(Dataset entries)

^^^^

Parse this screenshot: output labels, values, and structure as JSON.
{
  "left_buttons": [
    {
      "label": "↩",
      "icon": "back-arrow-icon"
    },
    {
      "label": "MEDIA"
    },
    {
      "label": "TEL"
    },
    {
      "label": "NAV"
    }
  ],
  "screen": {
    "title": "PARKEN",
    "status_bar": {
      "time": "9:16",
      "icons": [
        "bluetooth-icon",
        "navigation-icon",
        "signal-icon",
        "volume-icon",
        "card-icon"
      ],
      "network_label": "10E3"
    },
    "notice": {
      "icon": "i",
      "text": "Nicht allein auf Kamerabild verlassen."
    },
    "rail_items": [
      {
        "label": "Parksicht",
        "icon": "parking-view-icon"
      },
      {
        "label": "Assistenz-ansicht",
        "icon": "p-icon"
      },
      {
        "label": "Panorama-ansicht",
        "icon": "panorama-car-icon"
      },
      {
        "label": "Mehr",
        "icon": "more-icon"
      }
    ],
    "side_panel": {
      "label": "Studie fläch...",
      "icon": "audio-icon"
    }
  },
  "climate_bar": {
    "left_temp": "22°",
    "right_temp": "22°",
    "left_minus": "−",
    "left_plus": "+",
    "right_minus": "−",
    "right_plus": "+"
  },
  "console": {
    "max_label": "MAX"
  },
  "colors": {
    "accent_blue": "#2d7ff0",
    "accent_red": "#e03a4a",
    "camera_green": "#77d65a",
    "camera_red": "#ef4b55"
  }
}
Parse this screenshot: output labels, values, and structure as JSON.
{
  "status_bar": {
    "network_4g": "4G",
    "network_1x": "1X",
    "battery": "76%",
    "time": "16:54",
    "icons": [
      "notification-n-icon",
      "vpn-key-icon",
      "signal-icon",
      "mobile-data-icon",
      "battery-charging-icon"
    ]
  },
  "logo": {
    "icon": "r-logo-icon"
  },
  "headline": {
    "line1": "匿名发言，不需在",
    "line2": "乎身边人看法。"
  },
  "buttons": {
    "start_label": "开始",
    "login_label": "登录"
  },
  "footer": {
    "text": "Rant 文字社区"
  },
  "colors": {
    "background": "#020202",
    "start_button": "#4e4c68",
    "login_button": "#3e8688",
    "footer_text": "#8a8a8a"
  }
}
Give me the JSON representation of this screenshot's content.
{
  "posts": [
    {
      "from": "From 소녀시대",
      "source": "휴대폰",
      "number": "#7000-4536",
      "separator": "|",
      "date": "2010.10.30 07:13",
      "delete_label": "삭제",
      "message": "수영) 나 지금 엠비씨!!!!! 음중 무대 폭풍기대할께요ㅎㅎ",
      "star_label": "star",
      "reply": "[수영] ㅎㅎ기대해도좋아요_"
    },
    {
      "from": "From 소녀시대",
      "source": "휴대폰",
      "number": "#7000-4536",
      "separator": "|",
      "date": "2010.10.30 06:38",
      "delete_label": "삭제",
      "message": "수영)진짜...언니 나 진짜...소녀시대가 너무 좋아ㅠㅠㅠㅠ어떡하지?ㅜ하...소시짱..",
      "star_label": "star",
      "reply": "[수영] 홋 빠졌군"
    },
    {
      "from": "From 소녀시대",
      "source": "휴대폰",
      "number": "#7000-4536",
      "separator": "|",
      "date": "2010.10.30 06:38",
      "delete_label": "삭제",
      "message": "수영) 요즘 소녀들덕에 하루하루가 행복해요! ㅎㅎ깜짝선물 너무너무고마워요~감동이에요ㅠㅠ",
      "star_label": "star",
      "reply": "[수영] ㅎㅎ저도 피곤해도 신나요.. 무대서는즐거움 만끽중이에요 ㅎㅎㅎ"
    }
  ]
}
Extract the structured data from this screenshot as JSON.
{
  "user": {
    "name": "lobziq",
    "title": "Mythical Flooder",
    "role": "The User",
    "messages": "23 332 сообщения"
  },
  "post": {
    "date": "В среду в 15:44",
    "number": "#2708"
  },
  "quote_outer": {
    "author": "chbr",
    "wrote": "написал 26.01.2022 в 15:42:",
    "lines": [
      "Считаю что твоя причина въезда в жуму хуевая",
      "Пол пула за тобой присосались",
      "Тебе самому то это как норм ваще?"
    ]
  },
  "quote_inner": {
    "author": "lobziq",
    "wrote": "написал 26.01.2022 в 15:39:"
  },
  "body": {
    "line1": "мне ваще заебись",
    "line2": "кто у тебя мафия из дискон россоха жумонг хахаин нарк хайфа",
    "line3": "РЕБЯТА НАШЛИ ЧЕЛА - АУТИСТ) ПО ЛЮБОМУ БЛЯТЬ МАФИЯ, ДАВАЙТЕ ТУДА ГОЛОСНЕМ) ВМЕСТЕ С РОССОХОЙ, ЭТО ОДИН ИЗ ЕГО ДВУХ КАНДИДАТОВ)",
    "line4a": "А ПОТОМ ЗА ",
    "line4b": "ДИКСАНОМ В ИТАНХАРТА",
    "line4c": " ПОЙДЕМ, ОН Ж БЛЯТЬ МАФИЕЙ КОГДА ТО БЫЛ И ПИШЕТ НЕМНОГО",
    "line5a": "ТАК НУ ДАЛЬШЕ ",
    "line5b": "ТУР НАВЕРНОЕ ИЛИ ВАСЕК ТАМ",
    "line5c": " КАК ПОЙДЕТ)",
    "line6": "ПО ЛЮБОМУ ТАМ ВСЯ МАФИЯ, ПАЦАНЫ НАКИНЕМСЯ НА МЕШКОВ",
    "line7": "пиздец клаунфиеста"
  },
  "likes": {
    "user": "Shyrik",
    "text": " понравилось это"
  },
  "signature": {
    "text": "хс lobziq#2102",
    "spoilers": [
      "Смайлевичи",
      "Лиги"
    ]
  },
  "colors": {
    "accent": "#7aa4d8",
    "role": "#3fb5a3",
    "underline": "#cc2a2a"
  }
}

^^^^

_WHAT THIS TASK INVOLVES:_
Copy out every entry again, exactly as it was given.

_ANSWER BOX:_
Parse this screenshot: output labels, values, and structure as JSON.
{
  "left_buttons": [
    {
      "label": "↩",
      "icon": "back-arrow-icon"
    },
    {
      "label": "MEDIA"
    },
    {
      "label": "TEL"
    },
    {
      "label": "NAV"
    }
  ],
  "screen": {
    "title": "PARKEN",
    "status_bar": {
      "time": "9:16",
      "icons": [
        "bluetooth-icon",
        "navigation-icon",
        "signal-icon",
        "volume-icon",
        "card-icon"
      ],
      "network_label": "10E3"
    },
    "notice": {
      "icon": "i",
      "text": "Nicht allein auf Kamerabild verlassen."
    },
    "rail_items": [
      {
        "label": "Parksicht",
        "icon": "parking-view-icon"
      },
      {
        "label": "Assistenz-ansicht",
        "icon": "p-icon"
      },
      {
        "label": "Panorama-ansicht",
        "icon": "panorama-car-icon"
      },
      {
        "label": "Mehr",
        "icon": "more-icon"
      }
    ],
    "side_panel": {
      "label": "Studie fläch...",
      "icon": "audio-icon"
    }
  },
  "climate_bar": {
    "left_temp": "22°",
    "right_temp": "22°",
    "left_minus": "−",
    "left_plus": "+",
    "right_minus": "−",
    "right_plus": "+"
  },
  "console": {
    "max_label": "MAX"
  },
  "colors": {
    "accent_blue": "#2d7ff0",
    "accent_red": "#e03a4a",
    "camera_green": "#77d65a",
    "camera_red": "#ef4b55"
  }
}
Parse this screenshot: output labels, values, and structure as JSON.
{
  "status_bar": {
    "network_4g": "4G",
    "network_1x": "1X",
    "battery": "76%",
    "time": "16:54",
    "icons": [
      "notification-n-icon",
      "vpn-key-icon",
      "signal-icon",
      "mobile-data-icon",
      "battery-charging-icon"
    ]
  },
  "logo": {
    "icon": "r-logo-icon"
  },
  "headline": {
    "line1": "匿名发言，不需在",
    "line2": "乎身边人看法。"
  },
  "buttons": {
    "start_label": "开始",
    "login_label": "登录"
  },
  "footer": {
    "text": "Rant 文字社区"
  },
  "colors": {
    "background": "#020202",
    "start_button": "#4e4c68",
    "login_button": "#3e8688",
    "footer_text": "#8a8a8a"
  }
}
Give me the JSON representation of this screenshot's content.
{
  "posts": [
    {
      "from": "From 소녀시대",
      "source": "휴대폰",
      "number": "#7000-4536",
      "separator": "|",
      "date": "2010.10.30 07:13",
      "delete_label": "삭제",
      "message": "수영) 나 지금 엠비씨!!!!! 음중 무대 폭풍기대할께요ㅎㅎ",
      "star_label": "star",
      "reply": "[수영] ㅎㅎ기대해도좋아요_"
    },
    {
      "from": "From 소녀시대",
      "source": "휴대폰",
      "number": "#7000-4536",
      "separator": "|",
      "date": "2010.10.30 06:38",
      "delete_label": "삭제",
      "message": "수영)진짜...언니 나 진짜...소녀시대가 너무 좋아ㅠㅠㅠㅠ어떡하지?ㅜ하...소시짱..",
      "star_label": "star",
      "reply": "[수영] 홋 빠졌군"
    },
    {
      "from": "From 소녀시대",
      "source": "휴대폰",
      "number": "#7000-4536",
      "separator": "|",
      "date": "2010.10.30 06:38",
      "delete_label": "삭제",
      "message": "수영) 요즘 소녀들덕에 하루하루가 행복해요! ㅎㅎ깜짝선물 너무너무고마워요~감동이에요ㅠㅠ",
      "star_label": "star",
      "reply": "[수영] ㅎㅎ저도 피곤해도 신나요.. 무대서는즐거움 만끽중이에요 ㅎㅎㅎ"
    }
  ]
}
Extract the structured data from this screenshot as JSON.
{
  "user": {
    "name": "lobziq",
    "title": "Mythical Flooder",
    "role": "The User",
    "messages": "23 332 сообщения"
  },
  "post": {
    "date": "В среду в 15:44",
    "number": "#2708"
  },
  "quote_outer": {
    "author": "chbr",
    "wrote": "написал 26.01.2022 в 15:42:",
    "lines": [
      "Считаю что твоя причина въезда в жуму хуевая",
      "Пол пула за тобой присосались",
      "Тебе самому то это как норм ваще?"
    ]
  },
  "quote_inner": {
    "author": "lobziq",
    "wrote": "написал 26.01.2022 в 15:39:"
  },
  "body": {
    "line1": "мне ваще заебись",
    "line2": "кто у тебя мафия из дискон россоха жумонг хахаин нарк хайфа",
    "line3": "РЕБЯТА НАШЛИ ЧЕЛА - АУТИСТ) ПО ЛЮБОМУ БЛЯТЬ МАФИЯ, ДАВАЙТЕ ТУДА ГОЛОСНЕМ) ВМЕСТЕ С РОССОХОЙ, ЭТО ОДИН ИЗ ЕГО ДВУХ КАНДИДАТОВ)",
    "line4a": "А ПОТОМ ЗА ",
    "line4b": "ДИКСАНОМ В ИТАНХАРТА",
    "line4c": " ПОЙДЕМ, ОН Ж БЛЯТЬ МАФИЕЙ КОГДА ТО БЫЛ И ПИШЕТ НЕМНОГО",
    "line5a": "ТАК НУ ДАЛЬШЕ ",
    "line5b": "ТУР НАВЕРНОЕ ИЛИ ВАСЕК ТАМ",
    "line5c": " КАК ПОЙДЕТ)",
    "line6": "ПО ЛЮБОМУ ТАМ ВСЯ МАФИЯ, ПАЦАНЫ НАКИНЕМСЯ НА МЕШКОВ",
    "line7": "пиздец клаунфиеста"
  },
  "likes": {
    "user": "Shyrik",
    "text": " понравилось это"
  },
  "signature": {
    "text": "хс lobziq#2102",
    "spoilers": [
      "Смайлевичи",
      "Лиги"
    ]
  },
  "colors": {
    "accent": "#7aa4d8",
    "role": "#3fb5a3",
    "underline": "#cc2a2a"
  }
}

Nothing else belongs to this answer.